(Component data from apps and pages)
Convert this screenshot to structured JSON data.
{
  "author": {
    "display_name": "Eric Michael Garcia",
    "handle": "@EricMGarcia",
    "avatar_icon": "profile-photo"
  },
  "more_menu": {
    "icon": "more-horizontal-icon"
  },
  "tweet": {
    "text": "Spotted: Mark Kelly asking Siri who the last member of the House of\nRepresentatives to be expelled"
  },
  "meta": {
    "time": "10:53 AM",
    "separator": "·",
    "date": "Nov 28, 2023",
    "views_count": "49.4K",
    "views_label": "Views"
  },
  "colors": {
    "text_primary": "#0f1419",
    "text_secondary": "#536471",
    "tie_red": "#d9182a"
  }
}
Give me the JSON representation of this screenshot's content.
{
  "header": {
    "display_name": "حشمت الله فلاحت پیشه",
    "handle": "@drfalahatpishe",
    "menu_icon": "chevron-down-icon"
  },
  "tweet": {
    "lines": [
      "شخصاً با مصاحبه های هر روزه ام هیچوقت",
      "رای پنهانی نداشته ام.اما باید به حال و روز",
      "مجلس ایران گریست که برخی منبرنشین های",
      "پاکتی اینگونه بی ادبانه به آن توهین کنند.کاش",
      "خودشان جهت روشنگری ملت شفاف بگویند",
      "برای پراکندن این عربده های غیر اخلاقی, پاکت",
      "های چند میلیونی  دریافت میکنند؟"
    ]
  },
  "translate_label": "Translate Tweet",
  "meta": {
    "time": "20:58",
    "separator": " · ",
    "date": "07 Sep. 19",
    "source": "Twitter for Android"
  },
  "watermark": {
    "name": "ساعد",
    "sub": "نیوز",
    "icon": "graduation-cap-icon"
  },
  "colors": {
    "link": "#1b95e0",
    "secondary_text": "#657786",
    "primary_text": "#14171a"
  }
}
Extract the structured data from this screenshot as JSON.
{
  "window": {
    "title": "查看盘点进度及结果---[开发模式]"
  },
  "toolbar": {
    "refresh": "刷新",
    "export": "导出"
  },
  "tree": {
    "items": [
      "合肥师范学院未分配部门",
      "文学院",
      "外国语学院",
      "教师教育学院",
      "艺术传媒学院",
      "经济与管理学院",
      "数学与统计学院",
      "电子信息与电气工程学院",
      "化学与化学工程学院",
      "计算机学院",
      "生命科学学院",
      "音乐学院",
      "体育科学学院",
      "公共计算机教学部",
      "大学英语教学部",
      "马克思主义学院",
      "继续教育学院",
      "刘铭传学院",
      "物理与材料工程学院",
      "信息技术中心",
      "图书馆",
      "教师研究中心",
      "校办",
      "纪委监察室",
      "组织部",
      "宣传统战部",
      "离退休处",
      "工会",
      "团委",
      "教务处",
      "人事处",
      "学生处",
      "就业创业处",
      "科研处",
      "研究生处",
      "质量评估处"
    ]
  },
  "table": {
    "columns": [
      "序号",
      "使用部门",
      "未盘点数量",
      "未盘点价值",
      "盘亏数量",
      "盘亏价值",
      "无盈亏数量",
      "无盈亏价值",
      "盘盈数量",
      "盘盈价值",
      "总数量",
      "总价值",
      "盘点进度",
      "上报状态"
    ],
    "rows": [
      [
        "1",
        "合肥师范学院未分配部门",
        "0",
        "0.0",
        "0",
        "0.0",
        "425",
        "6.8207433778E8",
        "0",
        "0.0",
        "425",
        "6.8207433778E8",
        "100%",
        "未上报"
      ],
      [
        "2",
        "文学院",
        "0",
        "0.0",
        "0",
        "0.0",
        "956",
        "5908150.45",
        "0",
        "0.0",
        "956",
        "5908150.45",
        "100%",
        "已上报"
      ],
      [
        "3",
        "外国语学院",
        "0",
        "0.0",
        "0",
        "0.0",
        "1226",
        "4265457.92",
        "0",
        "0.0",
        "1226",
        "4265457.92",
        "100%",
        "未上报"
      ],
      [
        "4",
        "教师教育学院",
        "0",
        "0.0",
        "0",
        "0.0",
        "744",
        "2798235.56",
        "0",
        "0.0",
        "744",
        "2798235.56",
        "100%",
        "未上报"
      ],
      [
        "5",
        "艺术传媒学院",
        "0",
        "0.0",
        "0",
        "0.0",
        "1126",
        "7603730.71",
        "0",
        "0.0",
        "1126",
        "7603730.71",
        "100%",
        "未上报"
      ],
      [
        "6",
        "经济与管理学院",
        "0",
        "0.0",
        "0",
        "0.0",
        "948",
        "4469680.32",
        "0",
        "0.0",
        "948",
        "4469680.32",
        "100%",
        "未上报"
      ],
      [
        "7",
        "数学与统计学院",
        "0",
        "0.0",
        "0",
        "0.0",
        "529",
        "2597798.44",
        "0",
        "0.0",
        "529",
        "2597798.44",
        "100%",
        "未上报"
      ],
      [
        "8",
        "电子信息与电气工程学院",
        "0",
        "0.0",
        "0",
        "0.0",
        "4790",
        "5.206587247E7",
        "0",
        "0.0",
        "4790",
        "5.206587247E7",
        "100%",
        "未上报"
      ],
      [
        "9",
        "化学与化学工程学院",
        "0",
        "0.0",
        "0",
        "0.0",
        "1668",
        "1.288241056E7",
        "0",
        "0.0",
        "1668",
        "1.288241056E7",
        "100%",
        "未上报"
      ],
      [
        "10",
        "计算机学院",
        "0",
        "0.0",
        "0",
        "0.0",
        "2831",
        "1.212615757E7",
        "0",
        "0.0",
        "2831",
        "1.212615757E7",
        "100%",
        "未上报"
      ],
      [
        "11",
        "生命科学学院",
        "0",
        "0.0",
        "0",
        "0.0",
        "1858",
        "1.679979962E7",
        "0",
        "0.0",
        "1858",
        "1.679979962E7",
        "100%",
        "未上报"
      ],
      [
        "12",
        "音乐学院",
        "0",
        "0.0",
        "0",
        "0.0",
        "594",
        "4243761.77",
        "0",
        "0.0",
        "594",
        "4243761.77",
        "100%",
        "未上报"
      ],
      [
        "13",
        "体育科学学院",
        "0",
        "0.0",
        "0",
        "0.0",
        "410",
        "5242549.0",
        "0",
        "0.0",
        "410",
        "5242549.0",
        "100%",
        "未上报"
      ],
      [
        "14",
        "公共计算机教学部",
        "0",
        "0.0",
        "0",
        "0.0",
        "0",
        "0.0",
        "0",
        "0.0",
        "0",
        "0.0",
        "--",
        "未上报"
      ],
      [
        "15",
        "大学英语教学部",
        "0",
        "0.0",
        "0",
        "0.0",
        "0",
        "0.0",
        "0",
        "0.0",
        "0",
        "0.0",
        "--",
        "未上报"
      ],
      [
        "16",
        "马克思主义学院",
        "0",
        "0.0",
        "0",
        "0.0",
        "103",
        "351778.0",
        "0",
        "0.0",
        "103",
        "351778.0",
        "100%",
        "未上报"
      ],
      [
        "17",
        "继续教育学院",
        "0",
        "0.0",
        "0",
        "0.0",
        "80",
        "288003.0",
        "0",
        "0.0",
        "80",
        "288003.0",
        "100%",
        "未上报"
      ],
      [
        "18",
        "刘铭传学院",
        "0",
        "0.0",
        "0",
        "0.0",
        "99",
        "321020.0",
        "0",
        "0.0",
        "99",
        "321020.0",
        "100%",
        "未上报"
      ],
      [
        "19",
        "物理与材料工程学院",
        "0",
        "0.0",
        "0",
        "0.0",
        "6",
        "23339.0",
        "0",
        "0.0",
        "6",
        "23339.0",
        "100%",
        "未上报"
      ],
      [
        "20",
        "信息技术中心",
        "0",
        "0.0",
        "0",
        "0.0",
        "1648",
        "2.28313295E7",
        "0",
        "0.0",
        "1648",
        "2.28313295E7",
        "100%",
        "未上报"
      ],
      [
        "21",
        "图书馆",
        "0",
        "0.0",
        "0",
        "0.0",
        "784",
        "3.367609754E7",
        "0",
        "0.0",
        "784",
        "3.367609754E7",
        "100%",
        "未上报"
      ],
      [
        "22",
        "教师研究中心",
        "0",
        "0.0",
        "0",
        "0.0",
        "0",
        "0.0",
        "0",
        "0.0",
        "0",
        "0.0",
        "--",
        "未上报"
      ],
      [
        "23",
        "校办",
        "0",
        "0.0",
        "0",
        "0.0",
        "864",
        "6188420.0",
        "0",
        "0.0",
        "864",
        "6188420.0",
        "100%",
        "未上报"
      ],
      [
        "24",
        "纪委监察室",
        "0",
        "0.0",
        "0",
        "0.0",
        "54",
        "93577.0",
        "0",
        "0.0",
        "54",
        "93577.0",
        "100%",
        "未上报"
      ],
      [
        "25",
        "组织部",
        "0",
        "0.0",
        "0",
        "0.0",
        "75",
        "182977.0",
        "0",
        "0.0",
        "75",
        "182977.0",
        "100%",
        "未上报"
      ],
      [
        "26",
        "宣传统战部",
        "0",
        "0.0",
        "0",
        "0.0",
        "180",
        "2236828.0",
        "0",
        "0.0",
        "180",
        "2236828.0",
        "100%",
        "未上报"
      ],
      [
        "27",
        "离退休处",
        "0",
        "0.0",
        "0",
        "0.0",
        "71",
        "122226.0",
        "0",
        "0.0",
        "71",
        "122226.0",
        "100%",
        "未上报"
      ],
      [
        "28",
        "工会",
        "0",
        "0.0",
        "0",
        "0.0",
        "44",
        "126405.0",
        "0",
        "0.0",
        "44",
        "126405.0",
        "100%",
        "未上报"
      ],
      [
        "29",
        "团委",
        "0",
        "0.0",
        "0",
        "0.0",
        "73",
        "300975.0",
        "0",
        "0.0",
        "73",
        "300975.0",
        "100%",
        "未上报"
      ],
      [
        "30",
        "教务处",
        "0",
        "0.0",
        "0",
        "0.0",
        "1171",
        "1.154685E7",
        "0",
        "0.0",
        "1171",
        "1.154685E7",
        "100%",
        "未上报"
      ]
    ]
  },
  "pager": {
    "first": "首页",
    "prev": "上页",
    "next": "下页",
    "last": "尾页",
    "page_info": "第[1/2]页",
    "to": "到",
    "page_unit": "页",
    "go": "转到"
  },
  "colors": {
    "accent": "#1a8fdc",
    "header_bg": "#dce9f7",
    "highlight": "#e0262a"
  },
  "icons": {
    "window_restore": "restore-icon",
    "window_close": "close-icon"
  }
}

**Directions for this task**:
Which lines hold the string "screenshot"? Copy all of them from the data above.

**Solution for this task**:
Convert this screenshot to structured JSON data.
Give me the JSON representation of this screenshot's content.
Extract the structured data from this screenshot as JSON.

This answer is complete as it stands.